──────── DATA LISTING ────────

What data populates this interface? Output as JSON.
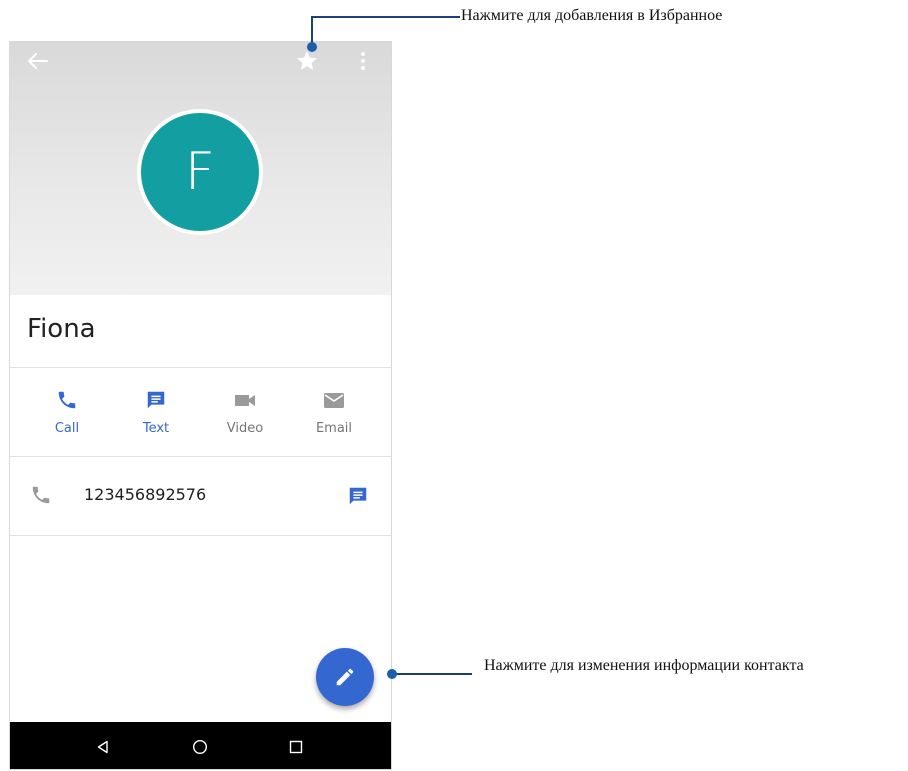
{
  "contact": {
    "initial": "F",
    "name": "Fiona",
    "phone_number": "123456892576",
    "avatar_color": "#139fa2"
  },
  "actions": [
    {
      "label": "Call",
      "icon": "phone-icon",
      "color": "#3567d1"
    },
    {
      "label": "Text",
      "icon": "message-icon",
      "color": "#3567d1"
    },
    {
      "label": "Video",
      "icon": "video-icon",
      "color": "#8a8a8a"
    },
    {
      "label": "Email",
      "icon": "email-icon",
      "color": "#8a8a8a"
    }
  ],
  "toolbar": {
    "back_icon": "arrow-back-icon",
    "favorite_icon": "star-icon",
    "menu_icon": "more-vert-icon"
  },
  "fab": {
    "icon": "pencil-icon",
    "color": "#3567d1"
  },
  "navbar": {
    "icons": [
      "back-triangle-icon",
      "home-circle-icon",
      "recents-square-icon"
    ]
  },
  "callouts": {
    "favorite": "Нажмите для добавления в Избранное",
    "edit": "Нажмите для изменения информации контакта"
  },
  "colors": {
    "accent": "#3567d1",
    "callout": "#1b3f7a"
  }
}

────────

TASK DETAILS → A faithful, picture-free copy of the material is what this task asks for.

ANSWER →
What data populates this interface? Output as JSON.
{
  "contact": {
    "initial": "F",
    "name": "Fiona",
    "phone_number": "123456892576",
    "avatar_color": "#139fa2"
  },
  "actions": [
    {
      "label": "Call",
      "icon": "phone-icon",
      "color": "#3567d1"
    },
    {
      "label": "Text",
      "icon": "message-icon",
      "color": "#3567d1"
    },
    {
      "label": "Video",
      "icon": "video-icon",
      "color": "#8a8a8a"
    },
    {
      "label": "Email",
      "icon": "email-icon",
      "color": "#8a8a8a"
    }
  ],
  "toolbar": {
    "back_icon": "arrow-back-icon",
    "favorite_icon": "star-icon",
    "menu_icon": "more-vert-icon"
  },
  "fab": {
    "icon": "pencil-icon",
    "color": "#3567d1"
  },
  "navbar": {
    "icons": [
      "back-triangle-icon",
      "home-circle-icon",
      "recents-square-icon"
    ]
  },
  "callouts": {
    "favorite": "Нажмите для добавления в Избранное",
    "edit": "Нажмите для изменения информации контакта"
  },
  "colors": {
    "accent": "#3567d1",
    "callout": "#1b3f7a"
  }
}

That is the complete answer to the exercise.